in French children under the Allied bombs, 1940–45

individuals a sense of dissatisfaction with their own memories, and with national and international stories of war and suffering. In his study of Australian soldiers’ memories of the Great War and the way that public representations of the Diggers have developed, Alistair Thomson found that when private memories and public representations diverged, his interviewees’ stories became fragmented, full of unresolved tensions and contradictory identities. Composure was constantly undermined.5 The repeated weighing of memories of bombing against other experiences, the need to find

in French children under the Allied bombs, 1940–45

Attlee government. In Palestine, the British government faced a Zionist insurgency aimed at establishing an independent Jewish state, requiring ministers to resort to extreme measures to implement British policy.
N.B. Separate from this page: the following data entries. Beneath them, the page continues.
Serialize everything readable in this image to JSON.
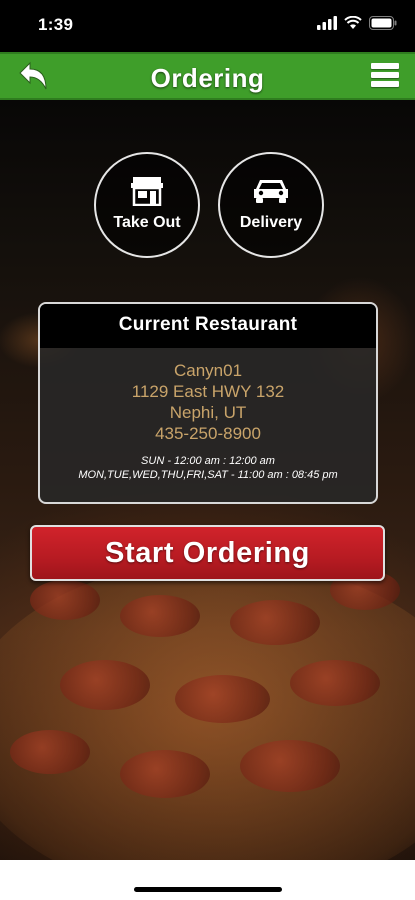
{
  "status_bar": {
    "time": "1:39"
  },
  "header": {
    "title": "Ordering",
    "back_icon": "back-arrow-icon",
    "menu_icon": "hamburger-menu-icon",
    "accent_color": "#3f9e2a"
  },
  "order_types": [
    {
      "label": "Take Out",
      "icon": "storefront-icon"
    },
    {
      "label": "Delivery",
      "icon": "car-icon"
    }
  ],
  "restaurant": {
    "heading": "Current Restaurant",
    "name": "Canyn01",
    "address": "1129 East HWY 132",
    "city": "Nephi, UT",
    "phone": "435-250-8900",
    "hours": [
      "SUN - 12:00 am : 12:00 am",
      "MON,TUE,WED,THU,FRI,SAT - 11:00 am : 08:45 pm"
    ],
    "text_color": "#c9a46a"
  },
  "start_button": {
    "label": "Start Ordering",
    "color": "#c21e26"
  }
}
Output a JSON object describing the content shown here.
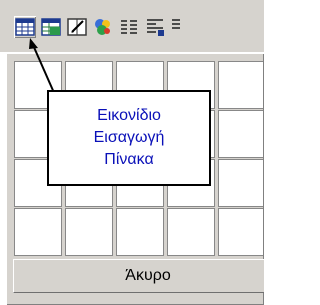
{
  "toolbar": {
    "buttons": [
      {
        "name": "insert-table-icon",
        "icon": "table-grid-icon",
        "pressed": true
      },
      {
        "name": "insert-excel-icon",
        "icon": "spreadsheet-icon"
      },
      {
        "name": "drawing-icon",
        "icon": "frame-pen-icon"
      },
      {
        "name": "tables-borders-icon",
        "icon": "puzzle-icon"
      },
      {
        "name": "columns-icon",
        "icon": "columns-icon"
      },
      {
        "name": "document-map-icon",
        "icon": "document-map-icon"
      }
    ]
  },
  "grid": {
    "rows": 4,
    "columns": 5
  },
  "cancel_button": {
    "label": "Άκυρο"
  },
  "tooltip": {
    "lines": [
      "Εικονίδιο",
      "Εισαγωγή",
      "Πίνακα"
    ]
  },
  "colors": {
    "toolbar_bg": "#d6d3ce",
    "tooltip_text": "#0a10b8",
    "grid_cell": "#ffffff"
  }
}
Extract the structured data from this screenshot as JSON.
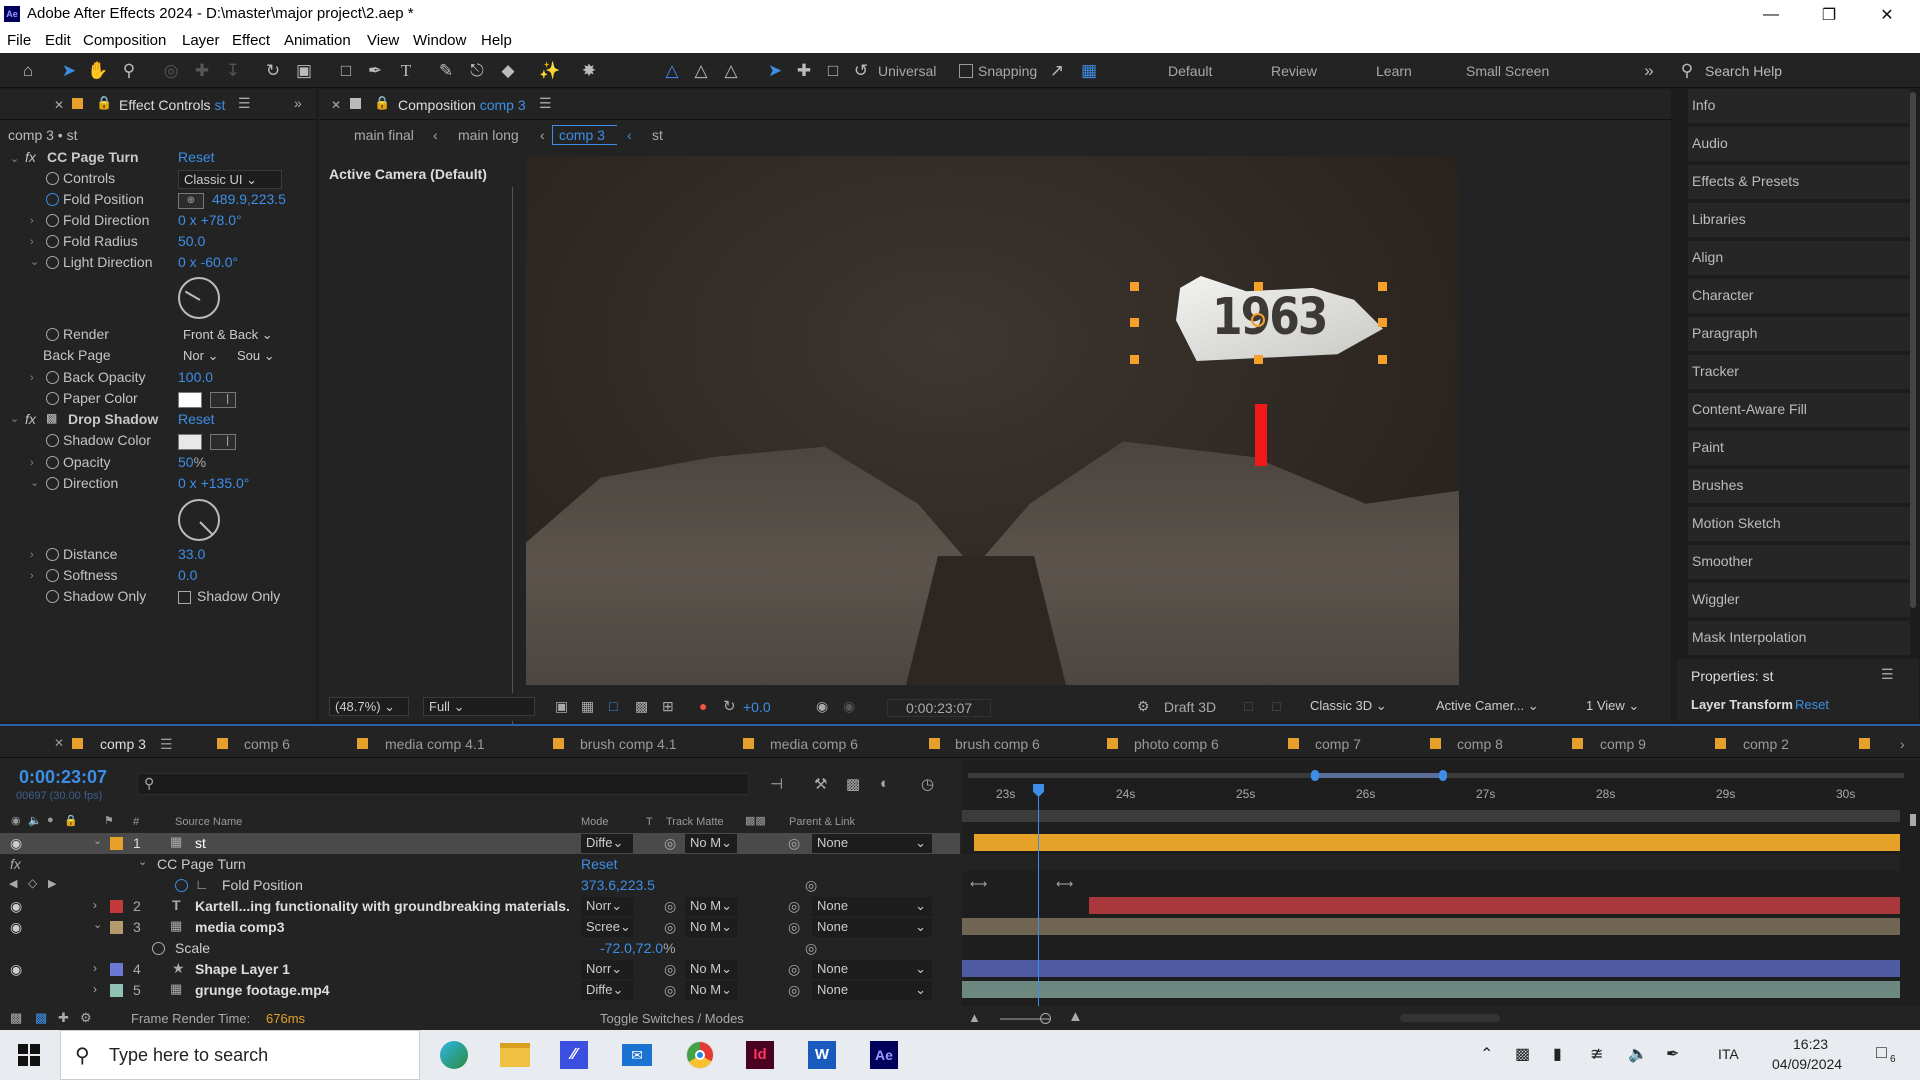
{
  "app": {
    "title": "Adobe After Effects 2024 - D:\\master\\major project\\2.aep *"
  },
  "menu": [
    "File",
    "Edit",
    "Composition",
    "Layer",
    "Effect",
    "Animation",
    "View",
    "Window",
    "Help"
  ],
  "toolbar": {
    "universal": "Universal",
    "snapping": "Snapping",
    "workspaces": [
      "Default",
      "Review",
      "Learn",
      "Small Screen"
    ],
    "search_placeholder": "Search Help"
  },
  "effect_controls": {
    "tab_label": "Effect Controls",
    "tab_layer": "st",
    "breadcrumb": "comp 3 • st",
    "cc_page_turn": {
      "name": "CC Page Turn",
      "reset": "Reset",
      "controls_label": "Controls",
      "controls_value": "Classic UI",
      "fold_position_label": "Fold Position",
      "fold_position_value": "489.9,223.5",
      "fold_direction_label": "Fold Direction",
      "fold_direction_value": "0 x +78.0°",
      "fold_radius_label": "Fold Radius",
      "fold_radius_value": "50.0",
      "light_direction_label": "Light Direction",
      "light_direction_value": "0 x -60.0°",
      "render_label": "Render",
      "render_value": "Front & Back",
      "back_page_label": "Back Page",
      "back_page_value1": "Nor",
      "back_page_value2": "Sou",
      "back_opacity_label": "Back Opacity",
      "back_opacity_value": "100.0",
      "paper_color_label": "Paper Color",
      "paper_color": "#ffffff"
    },
    "drop_shadow": {
      "name": "Drop Shadow",
      "reset": "Reset",
      "shadow_color_label": "Shadow Color",
      "opacity_label": "Opacity",
      "opacity_value": "50",
      "opacity_unit": "%",
      "direction_label": "Direction",
      "direction_value": "0 x +135.0°",
      "distance_label": "Distance",
      "distance_value": "33.0",
      "softness_label": "Softness",
      "softness_value": "0.0",
      "shadow_only_label": "Shadow Only",
      "shadow_only_checkbox": "Shadow Only"
    }
  },
  "composition": {
    "tab_label": "Composition",
    "tab_comp": "comp 3",
    "nav": [
      "main final",
      "main long",
      "comp 3",
      "st"
    ],
    "camera_label": "Active Camera (Default)",
    "overlay_text": "1963",
    "footer": {
      "zoom": "(48.7%)",
      "resolution": "Full",
      "exposure": "+0.0",
      "timecode": "0:00:23:07",
      "draft3d": "Draft 3D",
      "renderer": "Classic 3D",
      "camera": "Active Camer...",
      "views": "1 View"
    }
  },
  "right_panels": [
    "Info",
    "Audio",
    "Effects & Presets",
    "Libraries",
    "Align",
    "Character",
    "Paragraph",
    "Tracker",
    "Content-Aware Fill",
    "Paint",
    "Brushes",
    "Motion Sketch",
    "Smoother",
    "Wiggler",
    "Mask Interpolation"
  ],
  "properties": {
    "title": "Properties: st",
    "layer_transform": "Layer Transform",
    "reset": "Reset"
  },
  "timeline": {
    "tabs": [
      "comp 3",
      "comp 6",
      "media comp 4.1",
      "brush comp 4.1",
      "media comp 6",
      "brush comp 6",
      "photo comp 6",
      "comp 7",
      "comp 8",
      "comp 9",
      "comp 2"
    ],
    "timecode": "0:00:23:07",
    "frames": "00697 (30.00 fps)",
    "headers": {
      "source_name": "Source Name",
      "mode": "Mode",
      "t": "T",
      "track_matte": "Track Matte",
      "parent_link": "Parent & Link",
      "hash": "#"
    },
    "ruler": [
      "23s",
      "24s",
      "25s",
      "26s",
      "27s",
      "28s",
      "29s",
      "30s"
    ],
    "layers": [
      {
        "num": "1",
        "name": "st",
        "mode": "Diffe",
        "matte": "No M",
        "parent": "None",
        "label_color": "#e8a02c"
      },
      {
        "num": "2",
        "name": "Kartell...ing functionality with groundbreaking materials.",
        "mode": "Norr",
        "matte": "No M",
        "parent": "None",
        "label_color": "#c23a3a"
      },
      {
        "num": "3",
        "name": "media comp3",
        "mode": "Scree",
        "matte": "No M",
        "parent": "None",
        "label_color": "#b59a6e"
      },
      {
        "num": "4",
        "name": "Shape Layer 1",
        "mode": "Norr",
        "matte": "No M",
        "parent": "None",
        "label_color": "#6a78d8"
      },
      {
        "num": "5",
        "name": "grunge footage.mp4",
        "mode": "Diffe",
        "matte": "No M",
        "parent": "None",
        "label_color": "#8fc2b5"
      }
    ],
    "sub_effect": "CC Page Turn",
    "sub_reset": "Reset",
    "fold_position_label": "Fold Position",
    "fold_position_value": "373.6,223.5",
    "scale_label": "Scale",
    "scale_value": "-72.0,72.0",
    "scale_unit": "%",
    "footer": {
      "render_label": "Frame Render Time:",
      "render_value": "676ms",
      "toggle": "Toggle Switches / Modes"
    }
  },
  "taskbar": {
    "search_placeholder": "Type here to search",
    "lang": "ITA",
    "time": "16:23",
    "date": "04/09/2024",
    "notif": "6"
  }
}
The chapter also shows how the Cold War became a major influence on British imperial policy. From London, Attlee oversaw the development of security in the Commonwealth, starting with Australia

in Intelligence, security and the Attlee governments, 1945–51
British and American perspectives

This book examines the intellectual frameworks within which the case for war in Iraq has developed in the US and the UK. It analyzes the neoconservative roots of the decision to go to war. The book also analyzes the humanitarian intervention rationale that was developed in the context of the Kosovo campaign, Tony Blair's presentation of it, and the case of Iraq. It looks at the parallel processes through which the George Bush administration and Blair government constructed their cases for war, analyzing similarities and divergences in approach. The book considers the loci of the intelligence failure over Iraq, the lessons for the intelligence communities, and the degree to which the decision to go to war in Iraq represented a policy rather than an intelligence failure. It then complements the analyses of US prewar intelligence failures by analysing what post-war inquiries have revealed about the nature of the failure in the UK case. The book discusses the relationship between intelligence and policymaking. It looks at how US Congress dealt with intelligence before the war. The book also examines how the Bush administration tried to manage public opinion in support of its war policies. It then looks at the decisionmaking process of the Bush administration in the year before the war in Iraq. Finally, the book also provides excerpts from a number of speeches and documents which are key to understanding the nature of national security decisionmaking and intelligence failure.